Dataset rows describing interfaces
┄┄┄┄┄┄
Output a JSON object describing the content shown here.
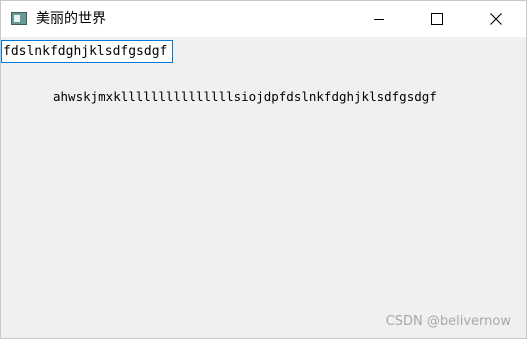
{
  "window": {
    "title": "美丽的世界",
    "icon": "app-icon"
  },
  "controls": {
    "minimize_icon": "minimize-icon",
    "maximize_icon": "maximize-icon",
    "close_icon": "close-icon"
  },
  "content": {
    "input_value": "fdslnkfdghjklsdfgsdgf",
    "label_text": "ahwskjmxklllllllllllllllsiojdpfdslnkfdghjklsdfgsdgf"
  },
  "watermark": {
    "text": "CSDN @belivernow"
  },
  "colors": {
    "input_focus_border": "#0078d7",
    "window_background": "#f0f0f0",
    "titlebar_background": "#ffffff",
    "watermark": "#a8a8a8"
  }
}
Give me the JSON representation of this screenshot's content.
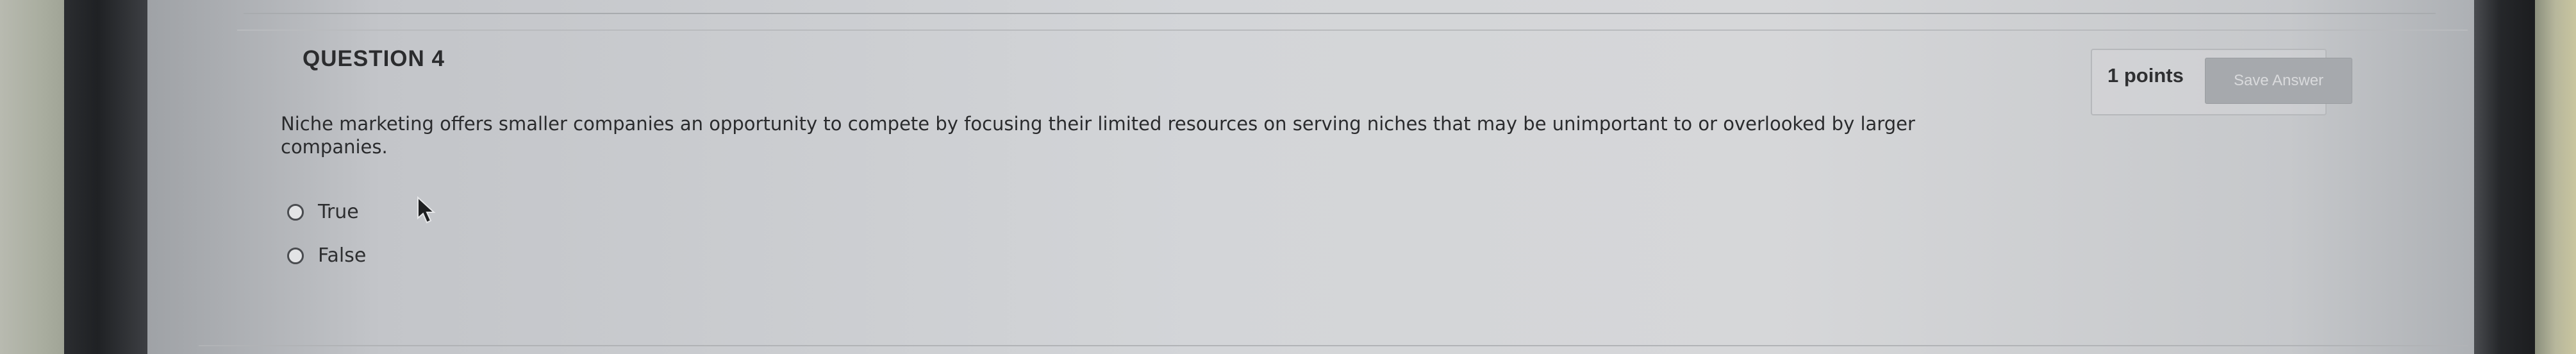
{
  "question": {
    "title": "QUESTION 4",
    "points_label": "1 points",
    "save_label": "Save Answer",
    "text": "Niche marketing offers smaller companies an opportunity to compete by focusing their limited resources on serving niches that may be unimportant to or overlooked by larger companies.",
    "options": [
      {
        "label": "True",
        "selected": false
      },
      {
        "label": "False",
        "selected": false
      }
    ]
  },
  "colors": {
    "screen_background": "#d4d5d8",
    "text": "#2a2b2d",
    "save_button_background": "#a6a9ad",
    "save_button_text": "#d9dadc"
  }
}
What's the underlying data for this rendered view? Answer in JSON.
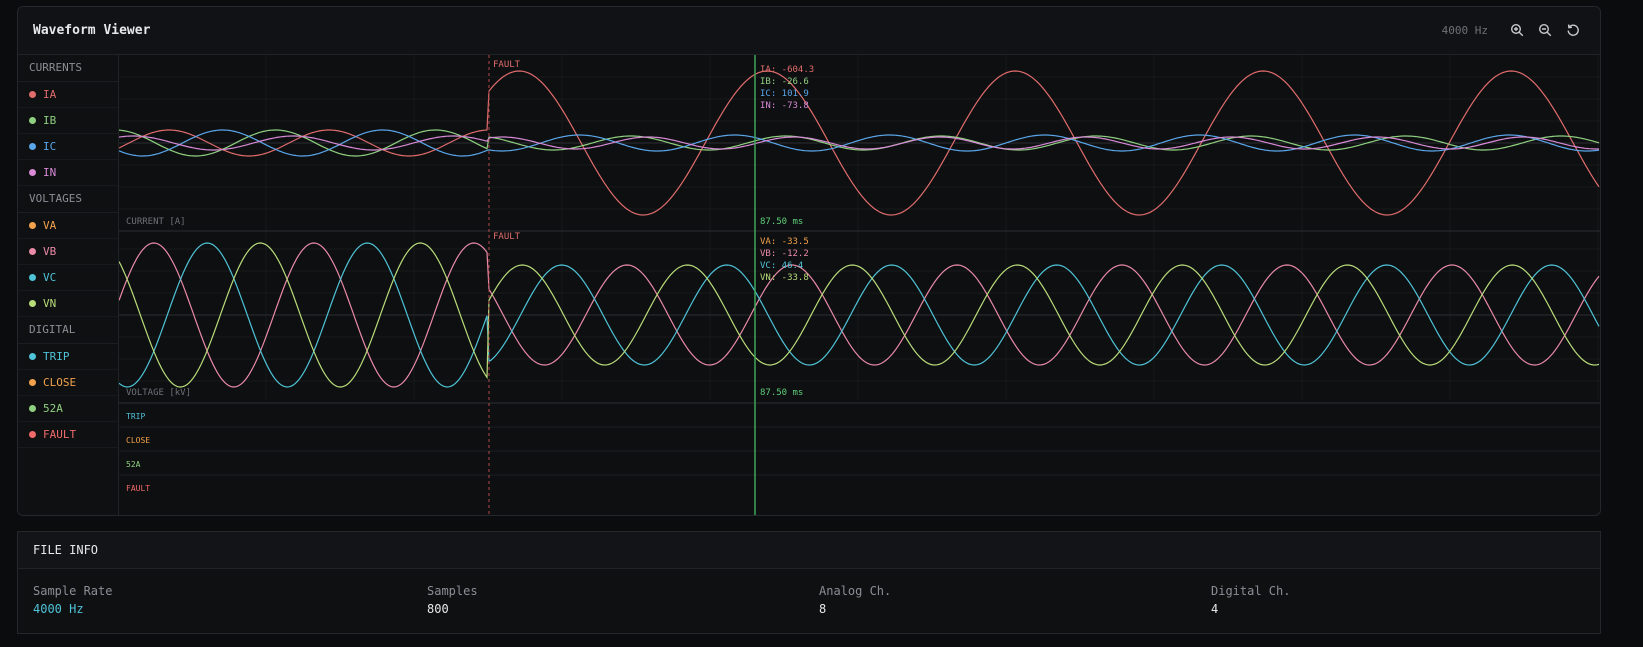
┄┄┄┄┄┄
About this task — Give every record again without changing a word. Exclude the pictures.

Completed exercise —
Output a JSON object describing the content shown here.
{
  "window": {
    "title": "美丽的世界",
    "icon": "app-icon"
  },
  "controls": {
    "minimize_icon": "minimize-icon",
    "maximize_icon": "maximize-icon",
    "close_icon": "close-icon"
  },
  "content": {
    "input_value": "fdslnkfdghjklsdfgsdgf",
    "label_text": "ahwskjmxklllllllllllllllsiojdpfdslnkfdghjklsdfgsdgf"
  },
  "watermark": {
    "text": "CSDN @belivernow"
  },
  "colors": {
    "input_focus_border": "#0078d7",
    "window_background": "#f0f0f0",
    "titlebar_background": "#ffffff",
    "watermark": "#a8a8a8"
  }
}
Give me the JSON representation of this screenshot's content.
{
  "question": {
    "title": "QUESTION 4",
    "points_label": "1 points",
    "save_label": "Save Answer",
    "text": "Niche marketing offers smaller companies an opportunity to compete by focusing their limited resources on serving niches that may be unimportant to or overlooked by larger companies.",
    "options": [
      {
        "label": "True",
        "selected": false
      },
      {
        "label": "False",
        "selected": false
      }
    ]
  },
  "colors": {
    "screen_background": "#d4d5d8",
    "text": "#2a2b2d",
    "save_button_background": "#a6a9ad",
    "save_button_text": "#d9dadc"
  }
}
What's the underlying data for this rendered view? Answer in JSON.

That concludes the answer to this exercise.